Facebook, Instagram and WhatsApp were inaccessible six hours late on Monday (Indian time), creating panic among millions of users and wall street investors. Reports on DownDetector.com The malfunctions seemed widespread, but it was not immediately clear what went wrong. IST (Tuesday) At 4:40 am, some users were able to access the sites, but services were not fully restored. Monday’s crash is one of the longest in Facebook history, affecting the vast majority of the world’s population that the social media company relies on for its contacts and its applications to run businesses. The real story of the crash is that Facebook is a monopoly and millions of people lose touch if the company’s core social applications are down one day.
We’re trying to understand how badly it has affected the approximately 3.5 billion people who use Facebook ” mega ‘social apps.
The crash affected every Facebook social app
Not only Facebook, but also WhatsApp, Instagram and Facebook Messenger were inaccessible for almost six hours. IST seems to have started the blackout at 9:10 pm, and all of those services are inaccessible. As people began to discover that WhatsApp and Instagram were inaccessible, they jumped on competing sites or Twitter to see if other users were crashing the platforms. Twitter, in particular, trending with the hashtag “#DeleteFacebook”, saw a meme fest and user revolt towards Facebook. The blackout affected every geographical area, including India, the United States, the United Kingdom, Kuwait and more. Monday’s crash also affected apps using Facebook login, including Niantic’s Pokemon Go.
Facebook was also affected internally
Jan Manjun Wong says the crash affected not only regular users, but also Facebook’s internal workspace and services for employees.
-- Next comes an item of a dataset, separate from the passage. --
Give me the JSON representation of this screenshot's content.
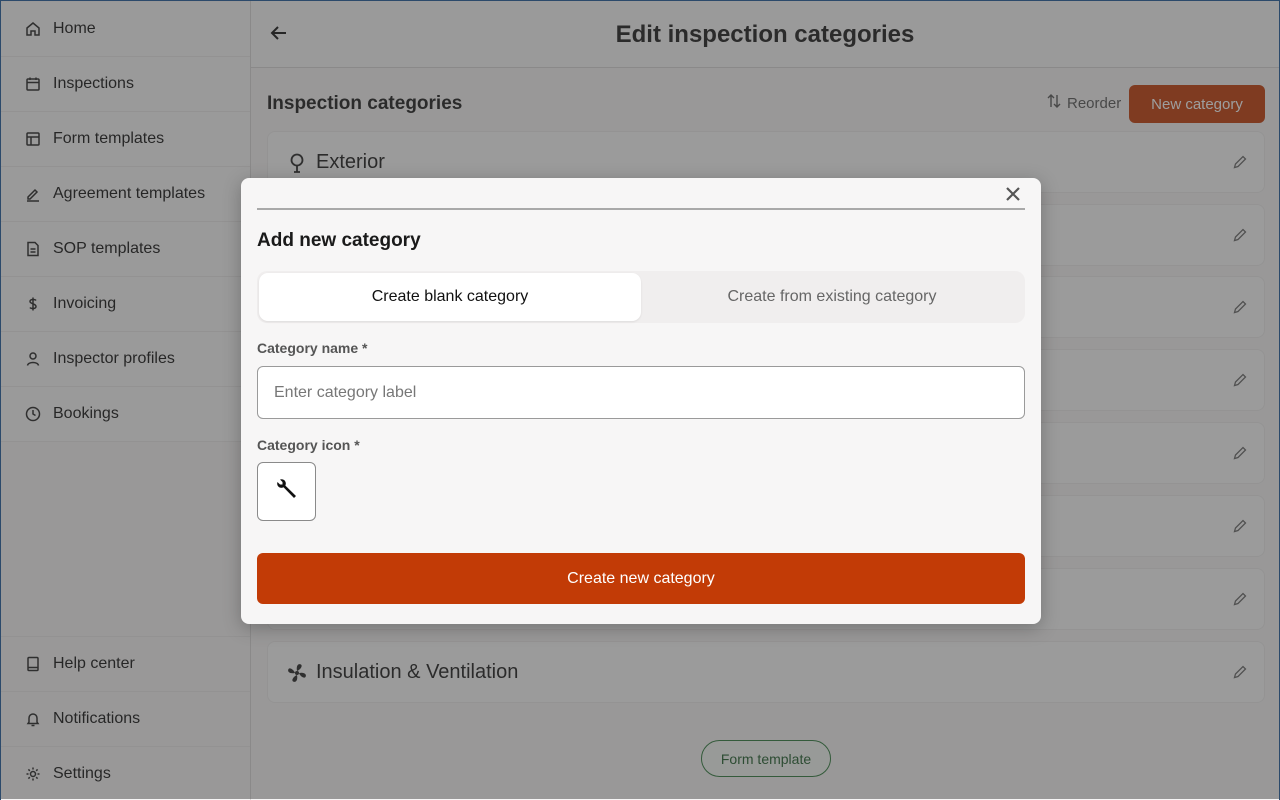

This led to employees turning to Discord and FaceTime page for information exchange, the technology website said On the edge. The New York Times For many, it all comes down to being unable to use keycards to enter buildings and access planning tools.
Facebook’s workspace and internal site also have DNS issues
Where can SP employees now file an SCV? pic.twitter.com/wjCCviEccL
– Jane Manjun Wong (wongmjane) October 4, 2021
What exactly happened?
According to Cloudflare VP Dane Knecht, the root cause of the problem is a major DNS failure on Facebook. The DNS or Domain Name System is a service that translates human-readable hostnames (such as indianexpress.com) into original, numeric IP addresses. If the DNS is not working properly, your computer will not be able to connect to the servers that host the website one is looking for. But the problem is deep and it is integrated with BGP routing. BGP – Abbreviation for Border Gateway Protocol, a system that allows one network to find the best way to another network. As it happened in this case, the company’s DNS servers could not be accessed without PGP routes to Facebook’s networks.
What is Facebook’s response to the crash?
In a Facebook post after the service was restored, CEO Mark Zuckerberg wrote: “Facebook, Instagram, WhatsApp and Messenger are now back online. Sorry for the inconvenience today – I know how much you rely on our services to stay in touch with the people you care about.”
Separately, in a statement on Tuesday, Facebook’s incorrect configuration change affected the company’s internal tools and systems, further complicating the issue. “At this point we would like to clarify that we believe that the root cause of this crash is a faulty configuration change,” the Facebook blog said.
To the largest community of people and businesses around the world that depend on us: Sorry. We are working hard to regain access to our applications and services and are pleased to announce that they are now back online. Thanks for joining us.
– Facebook) October 4, 2021
Is Facebook new to global crashes?
No. At the time, Facebook blamed the issue on “server configuration change”.